Cayman warily watches Cuba

Cayman Airways is watching the situation between Cuba and the US to see what effect it might have on the airline market to and from our nearest northern neighbour.


The impact of loosened travel restrictions between the US and Cuba remains to be seen in Cayman. Photo: AP

US President Barack Obama on Monday lifted restrictions that limited those with immediate family in Cuba to one visit every three years.

Cayman Airways runs seven scheduled flights a week between Grand Cayman and Havana, Cuba.

Now that Cuban-Americans have the ability to fly to Cuba whenever they want, demand for flights could go up.

Cayman Airways Manager Corporate Communications Olivia Scott-Ramirez said the airline has not discussed how the development would affect the national flag carrier.

‘At this time we’re watching the situation,’ she said.

‘If it becomes an influx then we’ll have to manage it, but right now it’s pretty much the same.’

CAL’s VP Commercial Paul Mooney said the company will also monitor market trends.

‘It’s probably a bit premature to make an official comment as we’re still digesting the news and seeing what effect it might have on the market,’ he said.

If Cayman Airways wants to put on any additional flights between Grand Cayman and Havana it would have to re-negotiate its air service agreement with Cuba and enter new negotiations with the US and UK if any of the flights involved Miami.

‘We’re currently entitled to seven [flights a week] so if we want to increase scheduled flights, we have to re-enter negotiations with the Cuban authorities,’ he said.

Mr. Mooney explained that in 2004 there were three weekly scheduled flights under the air services agreement and since then CAL was granted an additional four weekly charter flights.

The March discussions allowed the conversion of the four charter flights to scheduled flights, so there has not been an increase in capacity.

Also, CAL was granted the rights for additional charter flights into other cities/gateways in Cuba with the possibility of seeking confirmed scheduled operations if the market data proves to be positive.

‘It provides an option when considering development of future routes,’ said Mr. Mooney.

Executive Director of the Cayman Islands Tourism Association Trina Christian said that if Cayman Airways were to do well out of its Havana routes, it would help Cayman’s tourism.

‘By them making money on those flights that are not necessarily serving tourism, they can then put money into other key routes,’ she said.

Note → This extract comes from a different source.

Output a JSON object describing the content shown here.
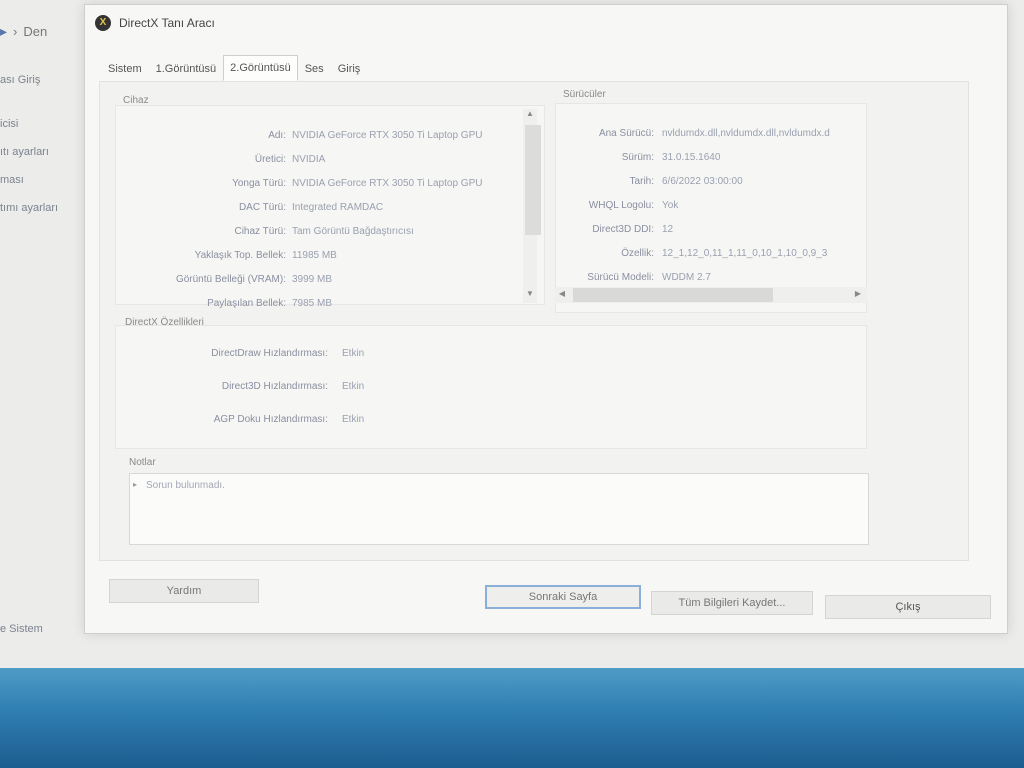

Key markets for tourism, she said, such as Washington DC, may take a couple of years to build, but it opens up a new important market for tourism.

Although Obama did not lift travel and trade sanctions for Americans without family ties in Cuba, the move was seen by many as a first step in normalising relations between America and Cuba

Ms Christian noted that it would take some time for cruise tourism to get established in Cuba.

A recent Seatrader Insider report stated that cruise lines have estimated that once restrictions are lifted, it will still take six to 12 months to begin cruise calls for US cruise lines. While as many as 11 ports around the island of Cuba may be able to take vessels using tender operations, more time would be needed to build adequate pier facilities, provided the Cuban government authorises such infrastructure.

Mrs. Christian noted the view that the opening up of Cuba to mainstream cruise tourism may hold opportunities for the Cayman Islands because destinations in Cuba could help to freshen up a mature western Caribbean cruise itinerary.

The Association for the Advancement of Cruise Tourism’s Emma Graham-Taylor has said in the past the cruise lines have been quietly working away in Cuba, sussing out ports of call for when Cuba opens up.

‘We probably wouldn’t see an impact this year,’ she said, explaining that the cruise lines book itineraries years in advance and the infrastructure in Cuba would not immediately be able to sustain a major change.

But things would certainly change in the long-run as infrastructure improved in Cuba, which could be bad for Cayman.

‘In light of the fact that we don’t have a crystal ball we need to make sure that we’ve set the benchmark so high that it’s difficult for Cuba to compete,’ she said.

Mrs. Christian said she believes it would also take some time for stayover tourism in Cuba to take off with Americans. ‘People are more likely to take a cruise there first to test the waters,’ she said. ‘Of course you’d have more adventurous people checking it out right away.’

President of the CITA Steve Broadbelt has said in the past that Cuba will most likely attract a different type of traveller. ‘Most Americans do not see Cuba as somewhere you’d take the kids,’ he stated. ‘Cayman is continuing to do well in the affluent family travel market and Cuba won’t impact that unless they upgrade their product offerings and infrastructure.’

But he said for the long term Cayman needs to keep its eye on the ball and will have to work harder to maintain or increase its market share in the region.